Scientists do believe that individuals can develop mental toughness so much so that there are many psychological strategies and tactics that can be applied. So how can an individual thrive and flourish through a global pandemic? Simply by focusing, knowing what the objective is, being able to stick at the task and believing that they can achieve the goal whilst under pressure. In 2002, scientists were able to break down the components of Mental Toughness which is represented in a model by four scales known as the 4C’s Model. The 4Cs model has 4 pillars:
Control: Believing that you can control your destiny
Commitment: Being able to stick to tasks
Challenge: Seeing challenge as an opportunity
Confidence: Having high levels of self-belief
The value of this model will identify and support an individual on one’s mental toughness, it is possible to change and develop the way we think.
Moving on to: How can we assess our mental toughness?
There are questionnaires and other methodologies that can offer various perspectives on mental toughness. The recommended and best researched scale is a psychometric test call MTQPlus. The MTQ assessment uses what is called a Sten Scale to indicate the level of mental toughness an individual has. The MTQPlus is also a normative measure,

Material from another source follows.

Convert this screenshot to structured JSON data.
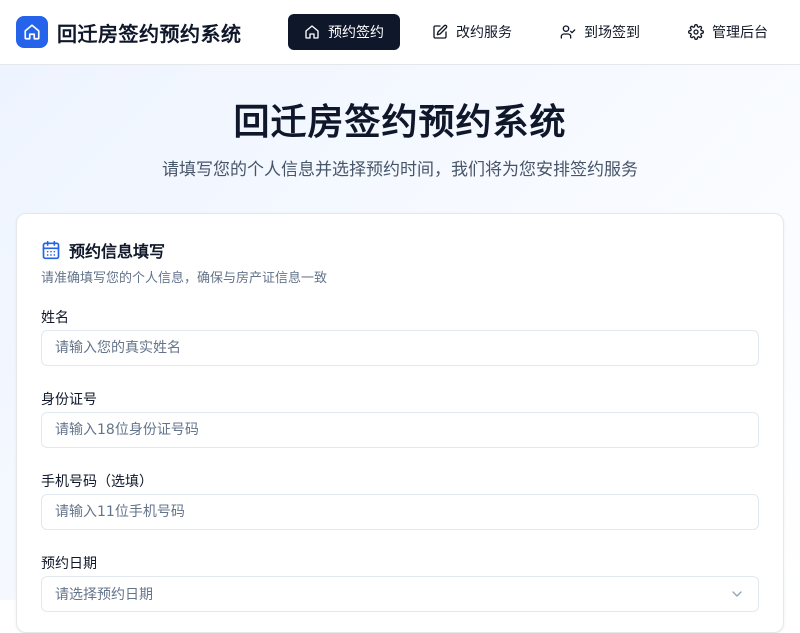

meaning that the level of an individual’s mental toughness is shown on a scale of 1–10, compared to the average score achieved by a normal person.
Finally answering: How do we develop mental toughness?
It is possible to build and develop mental toughness, sports coaches and psychologists have been doing this for many years with significant evidence. There does seem to be some advantages by determining performance, behaviour, and wellbeing. The advantage of using the model and the assessment is to identify which characteristics of an individual’s mental toughness is preventing or hindering achieving wellbeing, performance or leading a more positive life.
Here are a few tools and techniques that can develop positive behaviours, increase performance whilst improving wellbeing
- Use visualisation techniques by visualising what success looks like.
- Set goals and objectives by using the SMART technique.
- Start positive thinking by recording three good things at the end of the day.
- Improve time management - use the pomodoro technique to help be more productive.
- Control anxiety by using control breathing techniques.
- Have group or one-to-one coaching to assist with reaching one’s full potential.
In summary we must remember that mental toughness is not a new concept as it has been used for many years in the sports industry, and not to confuse this with resilience. In essence is to create self-awareness and understand whether we need to develop aspects of our mental toughness or stay as we are. The need to change is there, it is the ability to embrace changes for us to grow and develop.
As Darwin quotes, adaptability is the key to survival.
Arnsten, A. F. T. (2009). Stress signalling pathways that impair prefrontal cortex structure and function. Nature Reviews Neuroscience, 10(6), 410–422. https://doi.org/10.1038/nrn2648
Clough, P. J., Earle, K., & Sewell, D. (2002). Mental Toughness: The Concept and its Measurement. In, Solutions in Sports Psychology (pp. 32-43).
Gerber, M., Feldmeth, A. K., Lang, C., Brand, S., Elliot, C., Holsboer-Trachsler, E., & Pühse, U. (2015). The Relationship between Mental Toughness, Stress, and Burnout among Adolescents: A Longitudinal Study with Swiss Vocational Students. Psychological Reports, 117(3), 703–723. https://doi.org/10.2466/14.02.pr0.117c29z6
Hardy, L., Bell, J., & Beattie, S. (2013). A Neuropsychological Model of Mentally Tough Behavior. Journal of Personality, 82(1), 69–81. https://doi.org/10.1111/jopy.12034
Salari, N., Hosseinian-Far, A., Jalali, R., Vaisi-Raygani, A., Rasoulpoor, S., Mohammadi, M., Rasoulpoor, S., & Khaledi-Paveh, B. (2020). Prevalence of stress, anxiety, depression among the general population during the COVID-19 pandemic: a systematic review and meta-analysis. Globalization and Health, 16(1). https://doi.org/10.1186/s12992-020-00589-w